Back in town for the first time since their decimation of the Boston Bruins in the 2016 Winter Classic at Gillette Stadium, and with first place in the Atlantic Division on the line, the division-best Montreal Canadiens return to TD Garden a far different team than they were on New Year’s Day.
But so are the Bruins.
For all of Boston’s offseason subtractions off the roster, the biggest change to the club’s offensive game has come with the addition of David Backes. A do-it-all forward capable of playing center and the wing, the 32-year-old Backes, a five-year captain during his tenure with the St. Louis Blues, has tallied two goals and three points in four games for the Bruins. Meanwhile, the Canadiens improved by default with the return of the all-world Carey Price in net after a 2015-16 campaign that ended just 12 games in,and have already seen a significant boost from their point with the addition of Shea Weber, an offseason import acquired from the Nashville Predators in exchange for P.K. Subban, who is tied for the team lead in points with four.
“Well, you got a different player,” B’s coach Claude Julien said of the dynamic of Montreal’s defense changing with Weber instead of Subban. “They don’t play the same way and that’s probably why they made that deal. No doubt he’s got one of the hardest shots in the league. Very similar on the power play to an [Alex] Ovechkin-type player. You got to respect that part of it. He’s big, he’s strong, he’s a good battler, but I know he’s a good team leader, and I’ve seen that firsthand.”
Familiarity breeds contempt, and Backes and Weber undoubtedly have that, whether it’s from their days of captains in the Central Division, or their numerous battles between Team Canada and Team USA. Their additions, and especially the addition of Chicago’s Andrew Shaw for Montreal, no stranger to Backes from the Blues-Hawks rivalry or the B’s from the 2013 Stanley Cup Final, to this rivalry can only help reignite the feud after what’s been a tame few years in its 90-plus year history.
“It’s been a little bit more civilized the last few years and less of a sideshow,” Julien, who has coached both the B’s and Habs, said of the rivalry’s latest chapter. “There’s still a lot of hatred between two organizations when they meet, but I think right now and the way the game is trending with penalties and how much they can be costly to a game, I think both teams are a little cautious.
“But I still think there’s great chemistry, and I think both teams get up for these games.”
In an effort to kickstart their scoring and a power play that’s sputtered to a 1-for-14 mark on the season, center-turned-winger Ryan Spooner will draw back into the B’s lineup.
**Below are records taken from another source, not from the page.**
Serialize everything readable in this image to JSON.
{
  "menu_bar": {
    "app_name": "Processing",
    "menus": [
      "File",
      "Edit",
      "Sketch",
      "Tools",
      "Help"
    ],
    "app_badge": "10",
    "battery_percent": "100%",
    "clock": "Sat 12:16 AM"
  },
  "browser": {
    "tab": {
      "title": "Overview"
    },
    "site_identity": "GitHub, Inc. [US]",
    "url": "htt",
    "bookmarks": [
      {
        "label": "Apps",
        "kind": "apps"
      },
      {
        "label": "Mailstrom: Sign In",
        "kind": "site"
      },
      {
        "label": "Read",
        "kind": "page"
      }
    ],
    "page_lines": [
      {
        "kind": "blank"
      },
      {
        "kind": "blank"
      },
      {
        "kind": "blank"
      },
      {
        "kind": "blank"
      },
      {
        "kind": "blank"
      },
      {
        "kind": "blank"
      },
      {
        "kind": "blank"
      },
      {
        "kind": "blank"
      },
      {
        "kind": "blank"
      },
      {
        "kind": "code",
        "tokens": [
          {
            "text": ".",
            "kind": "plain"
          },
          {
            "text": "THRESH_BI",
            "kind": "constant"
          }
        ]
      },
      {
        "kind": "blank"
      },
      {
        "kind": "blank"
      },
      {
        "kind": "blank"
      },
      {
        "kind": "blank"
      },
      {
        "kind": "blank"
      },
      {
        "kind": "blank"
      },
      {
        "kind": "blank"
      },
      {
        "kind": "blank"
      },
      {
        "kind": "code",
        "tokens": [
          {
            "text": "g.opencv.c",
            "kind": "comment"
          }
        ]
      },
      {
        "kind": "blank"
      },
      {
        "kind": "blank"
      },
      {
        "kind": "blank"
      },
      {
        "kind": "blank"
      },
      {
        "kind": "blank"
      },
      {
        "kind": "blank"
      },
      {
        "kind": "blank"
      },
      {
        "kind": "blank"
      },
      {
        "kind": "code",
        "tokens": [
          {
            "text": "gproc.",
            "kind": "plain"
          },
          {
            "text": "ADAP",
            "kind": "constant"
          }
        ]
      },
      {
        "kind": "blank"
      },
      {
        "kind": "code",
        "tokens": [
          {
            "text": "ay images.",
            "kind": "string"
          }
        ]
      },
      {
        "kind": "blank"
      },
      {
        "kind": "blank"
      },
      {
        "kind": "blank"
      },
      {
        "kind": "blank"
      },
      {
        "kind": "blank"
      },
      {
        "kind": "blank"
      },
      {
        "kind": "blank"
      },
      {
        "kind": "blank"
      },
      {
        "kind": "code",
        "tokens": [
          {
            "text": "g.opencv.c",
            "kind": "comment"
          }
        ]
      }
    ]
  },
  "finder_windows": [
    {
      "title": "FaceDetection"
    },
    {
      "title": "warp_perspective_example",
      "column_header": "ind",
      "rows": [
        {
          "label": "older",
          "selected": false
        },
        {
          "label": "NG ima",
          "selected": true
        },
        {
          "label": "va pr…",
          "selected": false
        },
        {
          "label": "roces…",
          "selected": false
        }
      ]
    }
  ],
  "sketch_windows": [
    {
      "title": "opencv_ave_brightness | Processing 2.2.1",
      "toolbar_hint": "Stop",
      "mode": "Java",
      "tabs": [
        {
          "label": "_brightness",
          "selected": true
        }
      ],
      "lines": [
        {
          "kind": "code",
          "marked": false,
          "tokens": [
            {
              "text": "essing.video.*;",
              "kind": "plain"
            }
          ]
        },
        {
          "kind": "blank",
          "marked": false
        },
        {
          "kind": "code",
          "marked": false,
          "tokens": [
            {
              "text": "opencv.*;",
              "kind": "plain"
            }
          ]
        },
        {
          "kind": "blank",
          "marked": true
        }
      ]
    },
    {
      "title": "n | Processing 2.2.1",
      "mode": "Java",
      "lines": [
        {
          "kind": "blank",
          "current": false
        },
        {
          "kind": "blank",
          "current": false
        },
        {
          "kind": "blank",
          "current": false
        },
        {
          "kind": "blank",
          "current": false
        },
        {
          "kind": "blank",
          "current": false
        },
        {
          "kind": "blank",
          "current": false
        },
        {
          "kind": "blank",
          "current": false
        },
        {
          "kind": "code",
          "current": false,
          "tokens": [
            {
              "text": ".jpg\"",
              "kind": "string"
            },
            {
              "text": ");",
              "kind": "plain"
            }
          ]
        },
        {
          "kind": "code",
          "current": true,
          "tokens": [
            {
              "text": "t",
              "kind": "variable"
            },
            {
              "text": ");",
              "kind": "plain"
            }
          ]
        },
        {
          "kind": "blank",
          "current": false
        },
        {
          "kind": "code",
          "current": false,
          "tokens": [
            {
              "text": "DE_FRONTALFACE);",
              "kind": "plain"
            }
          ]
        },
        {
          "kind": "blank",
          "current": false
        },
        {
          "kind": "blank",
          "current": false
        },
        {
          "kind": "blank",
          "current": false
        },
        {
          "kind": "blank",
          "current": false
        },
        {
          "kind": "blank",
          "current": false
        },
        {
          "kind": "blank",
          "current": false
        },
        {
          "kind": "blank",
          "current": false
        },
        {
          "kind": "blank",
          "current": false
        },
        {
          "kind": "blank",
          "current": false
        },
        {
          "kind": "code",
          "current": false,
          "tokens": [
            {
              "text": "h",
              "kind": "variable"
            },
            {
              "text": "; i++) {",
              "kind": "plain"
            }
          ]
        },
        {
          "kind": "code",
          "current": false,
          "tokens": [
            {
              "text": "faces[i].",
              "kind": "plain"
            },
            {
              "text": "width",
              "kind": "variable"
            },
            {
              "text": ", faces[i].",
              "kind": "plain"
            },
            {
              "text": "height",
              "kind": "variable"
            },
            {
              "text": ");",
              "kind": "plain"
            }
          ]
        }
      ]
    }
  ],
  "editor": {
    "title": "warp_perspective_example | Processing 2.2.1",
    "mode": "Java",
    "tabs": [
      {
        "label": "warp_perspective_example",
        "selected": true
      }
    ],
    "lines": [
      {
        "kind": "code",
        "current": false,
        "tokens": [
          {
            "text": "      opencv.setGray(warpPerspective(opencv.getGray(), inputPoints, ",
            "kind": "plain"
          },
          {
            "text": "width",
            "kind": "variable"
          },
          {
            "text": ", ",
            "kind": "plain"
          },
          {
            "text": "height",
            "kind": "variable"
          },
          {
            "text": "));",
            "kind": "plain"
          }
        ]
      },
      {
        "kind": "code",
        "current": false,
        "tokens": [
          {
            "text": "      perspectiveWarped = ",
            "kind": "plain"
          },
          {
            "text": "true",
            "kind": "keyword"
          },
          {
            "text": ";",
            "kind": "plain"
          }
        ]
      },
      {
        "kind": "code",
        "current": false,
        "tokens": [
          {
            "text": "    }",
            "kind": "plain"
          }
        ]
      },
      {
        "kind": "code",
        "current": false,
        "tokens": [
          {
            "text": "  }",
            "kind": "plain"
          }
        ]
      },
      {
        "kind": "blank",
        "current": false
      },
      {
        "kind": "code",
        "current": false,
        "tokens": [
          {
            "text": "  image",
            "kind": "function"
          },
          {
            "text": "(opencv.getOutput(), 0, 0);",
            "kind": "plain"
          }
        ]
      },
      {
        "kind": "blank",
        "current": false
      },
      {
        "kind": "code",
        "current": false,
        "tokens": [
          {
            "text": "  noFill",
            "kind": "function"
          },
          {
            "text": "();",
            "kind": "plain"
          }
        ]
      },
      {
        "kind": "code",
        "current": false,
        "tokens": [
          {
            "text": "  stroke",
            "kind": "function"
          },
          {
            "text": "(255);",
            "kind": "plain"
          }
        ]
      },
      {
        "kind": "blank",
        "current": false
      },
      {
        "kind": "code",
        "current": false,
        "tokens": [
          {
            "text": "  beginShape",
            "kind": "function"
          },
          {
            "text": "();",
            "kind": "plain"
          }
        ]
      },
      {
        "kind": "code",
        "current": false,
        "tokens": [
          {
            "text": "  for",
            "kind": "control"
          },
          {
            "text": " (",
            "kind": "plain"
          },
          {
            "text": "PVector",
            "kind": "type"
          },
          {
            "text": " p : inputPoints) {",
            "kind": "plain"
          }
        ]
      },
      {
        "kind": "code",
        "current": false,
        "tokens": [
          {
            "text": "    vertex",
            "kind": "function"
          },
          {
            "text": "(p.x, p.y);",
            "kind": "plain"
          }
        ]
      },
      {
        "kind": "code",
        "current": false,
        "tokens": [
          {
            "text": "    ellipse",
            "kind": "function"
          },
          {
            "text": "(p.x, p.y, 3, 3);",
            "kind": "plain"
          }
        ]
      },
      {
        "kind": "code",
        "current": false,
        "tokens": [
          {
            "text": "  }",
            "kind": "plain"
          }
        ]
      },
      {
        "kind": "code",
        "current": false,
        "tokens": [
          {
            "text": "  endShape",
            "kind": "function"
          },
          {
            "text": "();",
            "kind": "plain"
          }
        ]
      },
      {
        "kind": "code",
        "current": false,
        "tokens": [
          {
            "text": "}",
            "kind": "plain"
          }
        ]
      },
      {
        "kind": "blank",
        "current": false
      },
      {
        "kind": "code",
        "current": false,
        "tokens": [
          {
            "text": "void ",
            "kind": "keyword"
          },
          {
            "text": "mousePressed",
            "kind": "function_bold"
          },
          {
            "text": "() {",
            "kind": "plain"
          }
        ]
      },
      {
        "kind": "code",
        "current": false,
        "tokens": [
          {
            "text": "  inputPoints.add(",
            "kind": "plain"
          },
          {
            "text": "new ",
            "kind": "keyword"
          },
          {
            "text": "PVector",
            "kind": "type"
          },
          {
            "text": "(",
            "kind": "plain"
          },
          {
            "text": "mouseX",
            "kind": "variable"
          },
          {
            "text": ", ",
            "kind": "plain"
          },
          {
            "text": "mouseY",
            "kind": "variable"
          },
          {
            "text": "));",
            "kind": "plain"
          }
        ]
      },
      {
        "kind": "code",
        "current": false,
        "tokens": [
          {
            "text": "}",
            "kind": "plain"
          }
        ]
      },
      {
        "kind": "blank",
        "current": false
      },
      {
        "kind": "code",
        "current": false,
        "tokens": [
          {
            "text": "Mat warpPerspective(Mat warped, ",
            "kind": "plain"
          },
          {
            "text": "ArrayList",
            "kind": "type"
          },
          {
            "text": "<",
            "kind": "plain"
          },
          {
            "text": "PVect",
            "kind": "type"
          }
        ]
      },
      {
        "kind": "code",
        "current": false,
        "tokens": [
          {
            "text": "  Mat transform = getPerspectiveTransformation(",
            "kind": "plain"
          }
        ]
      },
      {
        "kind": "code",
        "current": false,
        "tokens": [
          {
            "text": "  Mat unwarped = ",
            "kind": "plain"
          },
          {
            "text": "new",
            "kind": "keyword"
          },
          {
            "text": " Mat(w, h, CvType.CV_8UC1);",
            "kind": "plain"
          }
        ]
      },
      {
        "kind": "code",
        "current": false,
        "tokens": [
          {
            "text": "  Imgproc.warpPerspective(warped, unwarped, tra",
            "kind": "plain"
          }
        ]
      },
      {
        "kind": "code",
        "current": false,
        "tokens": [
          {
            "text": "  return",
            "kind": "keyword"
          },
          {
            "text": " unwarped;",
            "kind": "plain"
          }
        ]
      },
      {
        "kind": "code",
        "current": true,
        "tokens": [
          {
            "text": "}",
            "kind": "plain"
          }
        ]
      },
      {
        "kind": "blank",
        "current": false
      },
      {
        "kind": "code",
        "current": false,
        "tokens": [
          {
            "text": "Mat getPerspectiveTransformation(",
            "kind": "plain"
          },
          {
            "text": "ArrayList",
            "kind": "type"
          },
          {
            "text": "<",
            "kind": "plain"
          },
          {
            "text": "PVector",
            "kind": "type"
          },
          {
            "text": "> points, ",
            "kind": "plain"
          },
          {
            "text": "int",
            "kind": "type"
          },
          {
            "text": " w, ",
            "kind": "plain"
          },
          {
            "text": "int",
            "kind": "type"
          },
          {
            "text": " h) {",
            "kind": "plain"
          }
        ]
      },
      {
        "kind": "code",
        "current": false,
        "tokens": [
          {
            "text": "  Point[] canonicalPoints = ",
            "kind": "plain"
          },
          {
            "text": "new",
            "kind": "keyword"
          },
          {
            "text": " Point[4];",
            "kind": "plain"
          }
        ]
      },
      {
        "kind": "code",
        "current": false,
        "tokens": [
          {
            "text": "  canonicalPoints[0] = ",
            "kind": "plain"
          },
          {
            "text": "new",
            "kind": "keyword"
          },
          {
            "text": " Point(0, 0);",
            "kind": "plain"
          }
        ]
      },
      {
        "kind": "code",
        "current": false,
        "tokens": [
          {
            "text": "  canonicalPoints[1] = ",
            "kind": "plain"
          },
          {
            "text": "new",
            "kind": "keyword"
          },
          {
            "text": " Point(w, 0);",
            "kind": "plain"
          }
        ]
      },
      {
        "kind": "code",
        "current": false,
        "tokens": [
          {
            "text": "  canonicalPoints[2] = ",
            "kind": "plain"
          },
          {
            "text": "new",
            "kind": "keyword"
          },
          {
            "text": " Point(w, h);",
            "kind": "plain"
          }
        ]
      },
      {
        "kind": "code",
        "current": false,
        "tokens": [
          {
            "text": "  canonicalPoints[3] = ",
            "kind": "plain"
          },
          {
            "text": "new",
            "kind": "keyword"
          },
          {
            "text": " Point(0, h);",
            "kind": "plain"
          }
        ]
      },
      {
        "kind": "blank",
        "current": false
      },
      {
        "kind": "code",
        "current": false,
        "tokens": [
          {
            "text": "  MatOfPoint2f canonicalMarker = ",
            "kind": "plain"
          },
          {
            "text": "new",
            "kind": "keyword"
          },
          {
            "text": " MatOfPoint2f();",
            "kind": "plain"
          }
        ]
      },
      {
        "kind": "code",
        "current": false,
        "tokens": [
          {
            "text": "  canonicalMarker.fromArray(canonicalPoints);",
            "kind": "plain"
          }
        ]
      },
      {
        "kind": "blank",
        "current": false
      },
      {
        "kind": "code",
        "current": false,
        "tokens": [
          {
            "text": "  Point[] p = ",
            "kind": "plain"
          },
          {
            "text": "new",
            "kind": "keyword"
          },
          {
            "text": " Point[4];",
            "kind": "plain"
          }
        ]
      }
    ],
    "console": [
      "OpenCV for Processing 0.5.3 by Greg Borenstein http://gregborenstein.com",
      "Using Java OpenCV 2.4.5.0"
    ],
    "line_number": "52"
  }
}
A healthy scratch in Boston’s home opener, Spooner has frustrated on the team’s second line to the tune of one assist and seven shots on goal through three games this season, and the Bruins, quite simply, need more.
“He just hasn’t been good enough. He’s capable of doing more and we expect more out of him,” Julien said. “He’s a guy that can produce, he’s a guy that has to play a full game, and he’s shown that he can. It’s something that he has to do, and something that he can do, and that’s what we want.”
And Spooner, on the heels of a 13-goal, 49-point campaign a year ago, knows he has to be better.
“I wasn’t moving my feet, I think I was playing too much of a passive game,” Spooner admitted of his early season struggles. “I just need to go out there and use my speed, especially if I’m on the wing there.”
Spooner will return to his preseason spot on the left side of a Boston second line with Backes on the opposite wing and David Krejci at center and on the B’s first power-play unit.
With Spooner back in the lineup, first-year pro Danton Heinen will sit as a healthy scratch.
The 6-foot-1 Heinen has just two shots on goal and zero points in four NHL games played.
Heinen will be joined by defenseman Robbie O’Gara as the expected scratches.
Anton Khudobin gets the start for the Bruins with Tuukka Rask (general soreness) out of action and will be backed up by Zane McIntyre, while Price gets the start in net for the Canadiens. Khudobin made 20 stops in his only start of the season, a 4-1 loss to the Toronto Maple Leafs last Saturday, while Price stopped 27-of-29 shots in his season debut on Thursday, a 5-2 win over Arizona.
Khudobin is winless with an .867 save percentage in three career head-to-heads with the Canadiens, none of which came during his first tenure with the Bruins, while Price has 22 wins and a .923 save percentage in 34 career games against the Bruins, including 10 wins in 17 career starts at the Garden.
Here are the projected lines and pairings for the Bruins tonight
Brad Marchand – Patrice Bergeron – David Pastrnak
Ryan Spooner – David Krejci – David Backes
Matt Beleskey – Riley Nash – Jimmy Hayes
Tim Schaller – Dominic Moore – Noel Acciari
Zdeno Chara – Brandon Carlo
Joe Morrow – Torey Krug
John-Michael Liles – Colin Miller